DATASET EXCERPTS:
++++++++++++++++++++

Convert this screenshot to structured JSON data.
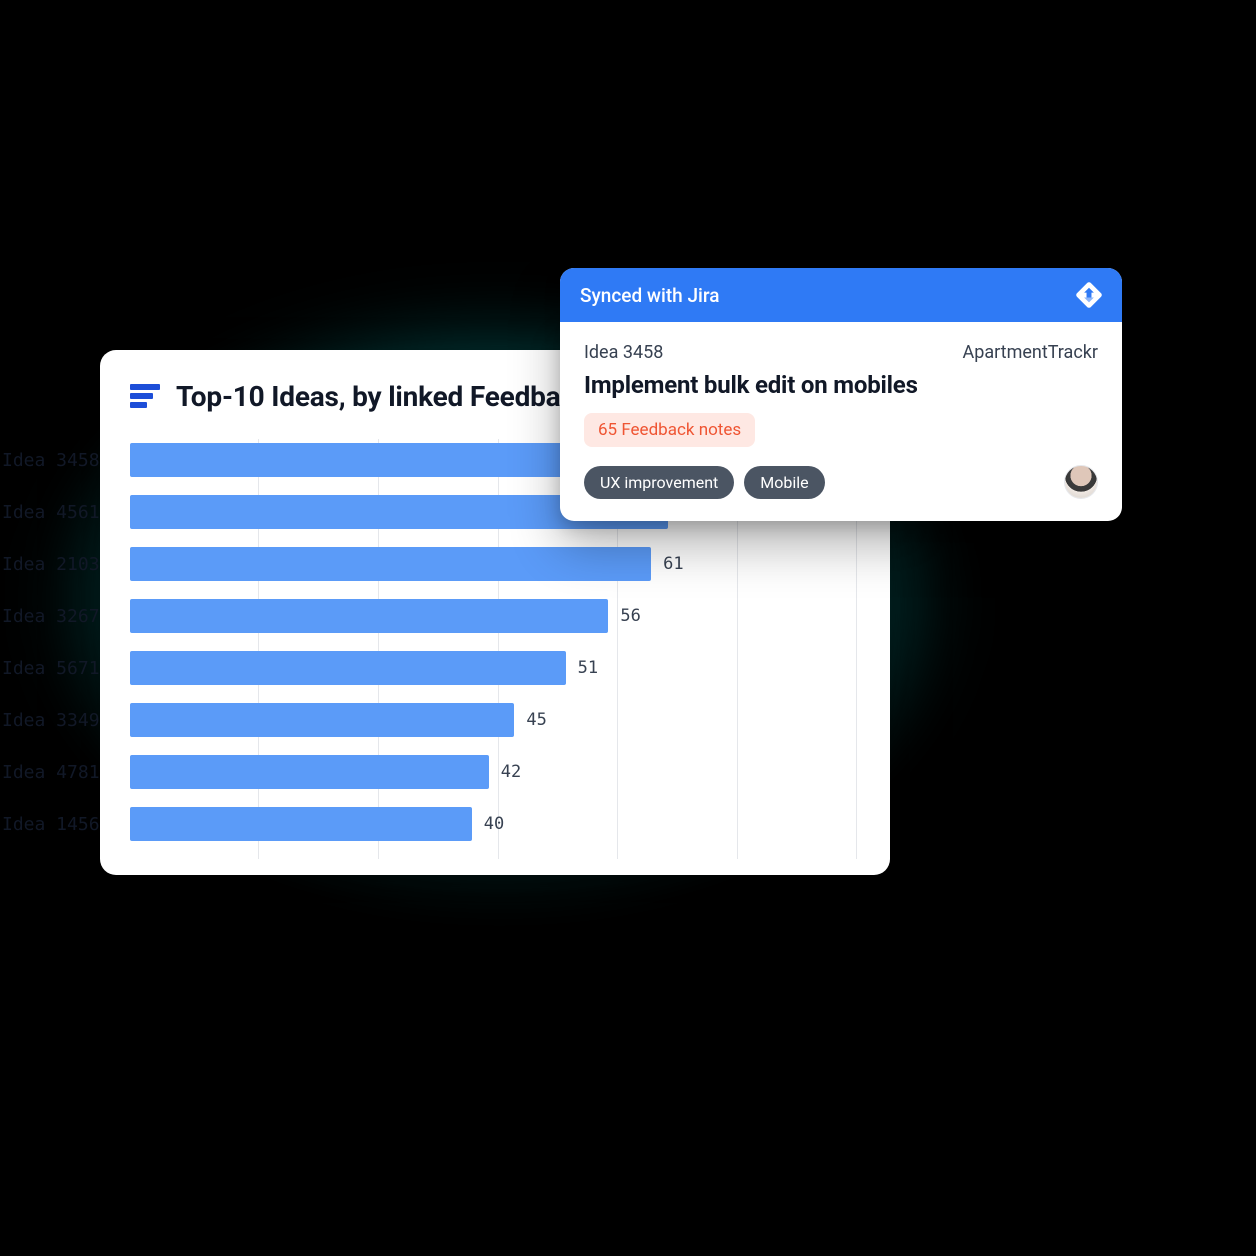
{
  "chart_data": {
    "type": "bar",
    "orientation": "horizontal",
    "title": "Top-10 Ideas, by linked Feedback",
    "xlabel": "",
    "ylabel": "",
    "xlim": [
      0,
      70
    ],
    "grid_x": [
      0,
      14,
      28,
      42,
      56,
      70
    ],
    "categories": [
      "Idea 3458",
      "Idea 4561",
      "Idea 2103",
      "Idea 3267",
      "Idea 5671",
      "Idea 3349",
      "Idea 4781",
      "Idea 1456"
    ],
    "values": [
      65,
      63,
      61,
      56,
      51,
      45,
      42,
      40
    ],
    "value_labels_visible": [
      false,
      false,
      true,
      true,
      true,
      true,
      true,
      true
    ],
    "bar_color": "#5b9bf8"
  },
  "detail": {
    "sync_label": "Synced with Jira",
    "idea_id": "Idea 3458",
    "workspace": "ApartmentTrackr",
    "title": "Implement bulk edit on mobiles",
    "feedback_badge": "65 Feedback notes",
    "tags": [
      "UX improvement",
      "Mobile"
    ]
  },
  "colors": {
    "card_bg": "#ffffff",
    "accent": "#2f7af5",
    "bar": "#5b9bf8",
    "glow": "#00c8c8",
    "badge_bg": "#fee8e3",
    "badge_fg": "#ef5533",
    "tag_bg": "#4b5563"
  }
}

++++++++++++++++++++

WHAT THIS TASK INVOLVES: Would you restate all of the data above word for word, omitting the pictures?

REPLY TO THE TASK:
Convert this screenshot to structured JSON data.
{
  "chart_data": {
    "type": "bar",
    "orientation": "horizontal",
    "title": "Top-10 Ideas, by linked Feedback",
    "xlabel": "",
    "ylabel": "",
    "xlim": [
      0,
      70
    ],
    "grid_x": [
      0,
      14,
      28,
      42,
      56,
      70
    ],
    "categories": [
      "Idea 3458",
      "Idea 4561",
      "Idea 2103",
      "Idea 3267",
      "Idea 5671",
      "Idea 3349",
      "Idea 4781",
      "Idea 1456"
    ],
    "values": [
      65,
      63,
      61,
      56,
      51,
      45,
      42,
      40
    ],
    "value_labels_visible": [
      false,
      false,
      true,
      true,
      true,
      true,
      true,
      true
    ],
    "bar_color": "#5b9bf8"
  },
  "detail": {
    "sync_label": "Synced with Jira",
    "idea_id": "Idea 3458",
    "workspace": "ApartmentTrackr",
    "title": "Implement bulk edit on mobiles",
    "feedback_badge": "65 Feedback notes",
    "tags": [
      "UX improvement",
      "Mobile"
    ]
  },
  "colors": {
    "card_bg": "#ffffff",
    "accent": "#2f7af5",
    "bar": "#5b9bf8",
    "glow": "#00c8c8",
    "badge_bg": "#fee8e3",
    "badge_fg": "#ef5533",
    "tag_bg": "#4b5563"
  }
}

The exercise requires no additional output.